## Goal of the exercise
Copy each line of the records that holds the string "title".

[Supplied data — start]

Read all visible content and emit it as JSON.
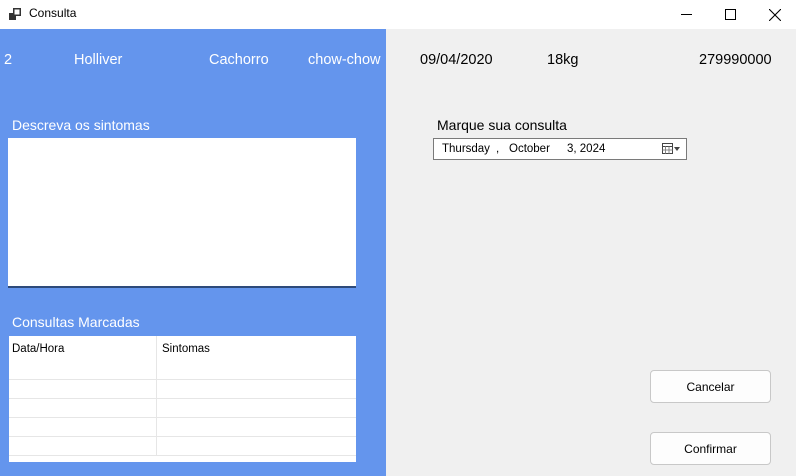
{
  "window": {
    "title": "Consulta",
    "minimize": "—",
    "maximize": "☐",
    "close": "✕"
  },
  "pet": {
    "id": "2",
    "name": "Holliver",
    "species": "Cachorro",
    "breed": "chow-chow",
    "birth_date": "09/04/2020",
    "weight": "18kg",
    "phone": "279990000"
  },
  "symptoms": {
    "label": "Descreva os sintomas",
    "value": ""
  },
  "appointments": {
    "label": "Consultas Marcadas",
    "columns": [
      "Data/Hora",
      "Sintomas"
    ],
    "rows": [
      [
        "",
        ""
      ],
      [
        "",
        ""
      ],
      [
        "",
        ""
      ],
      [
        "",
        ""
      ]
    ]
  },
  "schedule": {
    "label": "Marque sua consulta",
    "weekday": "Thursday",
    "sep1": ",",
    "month": "October",
    "day_year": "3, 2024"
  },
  "buttons": {
    "cancel": "Cancelar",
    "confirm": "Confirmar"
  },
  "colors": {
    "left_panel": "#6495ed",
    "background": "#f0f0f0"
  }
}
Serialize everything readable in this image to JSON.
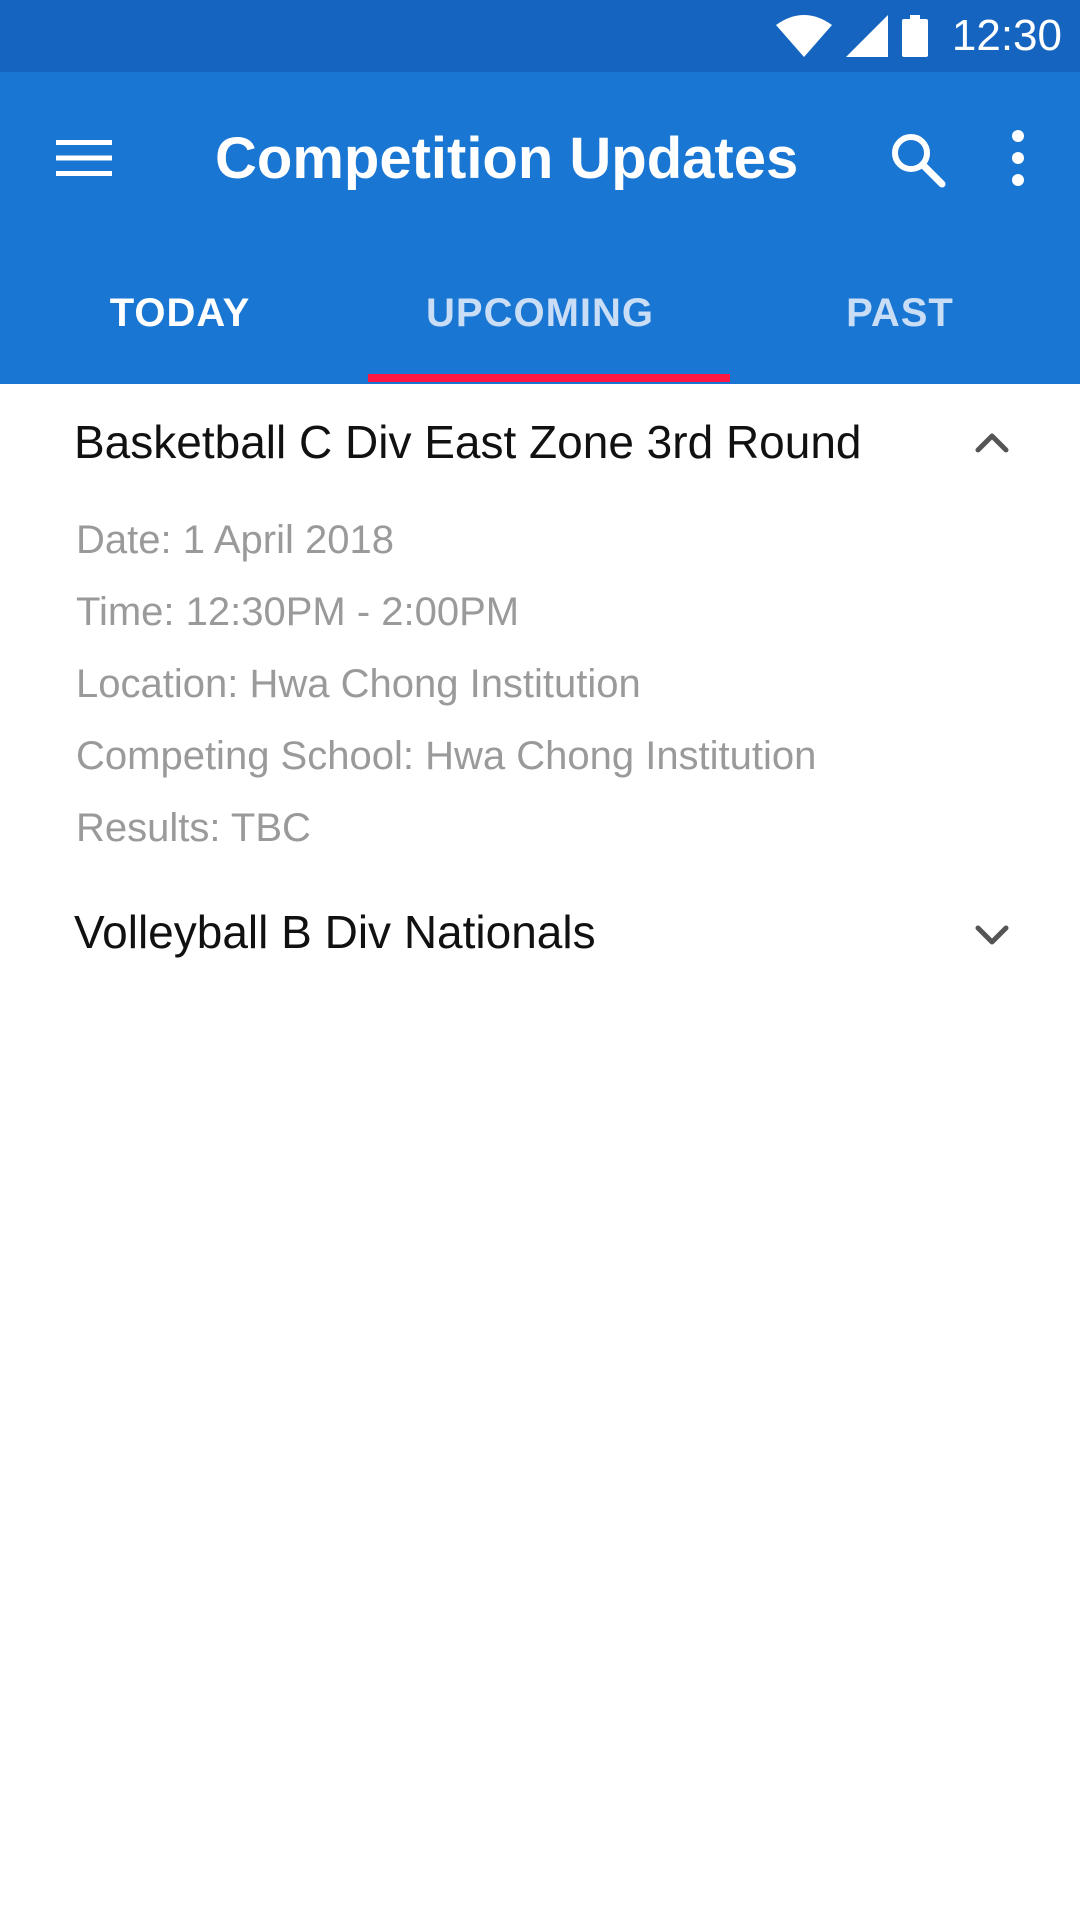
{
  "status_bar": {
    "time": "12:30",
    "icons": [
      "wifi-icon",
      "signal-icon",
      "battery-icon"
    ]
  },
  "app_bar": {
    "title": "Competition Updates",
    "menu_icon": "menu-icon",
    "search_icon": "search-icon",
    "more_icon": "more-vert-icon"
  },
  "tabs": [
    {
      "label": "TODAY"
    },
    {
      "label": "UPCOMING",
      "selected": true
    },
    {
      "label": "PAST"
    }
  ],
  "colors": {
    "status_bar": "#1565c0",
    "app_bar": "#1976d2",
    "tab_indicator": "#ff1744",
    "detail_text": "#9a9a9a"
  },
  "competitions": [
    {
      "title": "Basketball C Div East Zone 3rd Round",
      "expanded": true,
      "details": [
        "Date: 1 April 2018",
        "Time: 12:30PM - 2:00PM",
        "Location: Hwa Chong Institution",
        "Competing School: Hwa Chong Institution",
        "Results: TBC"
      ]
    },
    {
      "title": "Volleyball B Div Nationals",
      "expanded": false
    }
  ]
}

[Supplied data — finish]

## The answer
    "title": "Consulta",
    "title": "Competition Updates",
      "title": "Basketball C Div East Zone 3rd Round",
      "title": "Volleyball B Div Nationals",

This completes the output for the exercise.